Go line by line through the entries below and copy those containing the string "true".

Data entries
● ● ● ● ●

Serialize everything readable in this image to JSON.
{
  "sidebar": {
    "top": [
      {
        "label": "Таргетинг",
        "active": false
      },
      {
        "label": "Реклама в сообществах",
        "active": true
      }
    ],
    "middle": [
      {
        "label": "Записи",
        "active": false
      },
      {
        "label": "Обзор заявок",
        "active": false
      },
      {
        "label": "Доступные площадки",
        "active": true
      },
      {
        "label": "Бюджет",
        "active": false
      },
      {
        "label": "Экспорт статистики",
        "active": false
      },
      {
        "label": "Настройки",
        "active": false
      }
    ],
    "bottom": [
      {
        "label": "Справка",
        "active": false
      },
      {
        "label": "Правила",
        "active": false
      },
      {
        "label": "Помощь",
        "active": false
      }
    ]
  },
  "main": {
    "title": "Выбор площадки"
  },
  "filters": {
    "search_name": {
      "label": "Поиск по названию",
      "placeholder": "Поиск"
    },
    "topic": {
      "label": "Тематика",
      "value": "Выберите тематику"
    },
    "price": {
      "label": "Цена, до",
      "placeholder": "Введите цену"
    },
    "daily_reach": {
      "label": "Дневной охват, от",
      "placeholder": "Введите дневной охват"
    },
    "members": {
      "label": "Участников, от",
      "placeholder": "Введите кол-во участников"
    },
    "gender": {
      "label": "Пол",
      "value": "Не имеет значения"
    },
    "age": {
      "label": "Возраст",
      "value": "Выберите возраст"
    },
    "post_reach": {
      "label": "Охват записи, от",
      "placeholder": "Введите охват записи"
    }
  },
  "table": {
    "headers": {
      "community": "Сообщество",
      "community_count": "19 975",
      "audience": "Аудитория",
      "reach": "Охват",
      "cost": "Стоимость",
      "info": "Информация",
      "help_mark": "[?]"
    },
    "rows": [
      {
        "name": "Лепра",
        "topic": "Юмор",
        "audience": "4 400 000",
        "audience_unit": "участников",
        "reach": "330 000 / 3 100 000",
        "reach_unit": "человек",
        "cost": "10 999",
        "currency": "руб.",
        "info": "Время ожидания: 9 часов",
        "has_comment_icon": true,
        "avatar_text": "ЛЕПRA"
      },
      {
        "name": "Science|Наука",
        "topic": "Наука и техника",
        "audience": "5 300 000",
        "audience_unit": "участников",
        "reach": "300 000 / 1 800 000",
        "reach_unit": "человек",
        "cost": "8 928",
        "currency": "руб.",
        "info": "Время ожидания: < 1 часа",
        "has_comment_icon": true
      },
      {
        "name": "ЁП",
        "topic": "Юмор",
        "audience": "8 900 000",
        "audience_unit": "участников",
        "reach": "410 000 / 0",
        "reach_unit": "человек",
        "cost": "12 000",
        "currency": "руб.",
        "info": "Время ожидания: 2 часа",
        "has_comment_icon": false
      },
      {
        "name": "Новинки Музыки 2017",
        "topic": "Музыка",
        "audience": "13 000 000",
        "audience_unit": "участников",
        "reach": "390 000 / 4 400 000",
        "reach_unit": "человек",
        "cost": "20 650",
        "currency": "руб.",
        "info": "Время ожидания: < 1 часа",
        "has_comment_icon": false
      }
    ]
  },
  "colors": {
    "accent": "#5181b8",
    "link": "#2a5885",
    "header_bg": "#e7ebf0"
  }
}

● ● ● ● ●

_Written response_.
        "active": true
        "active": true
        "has_comment_icon": true,
        "has_comment_icon": true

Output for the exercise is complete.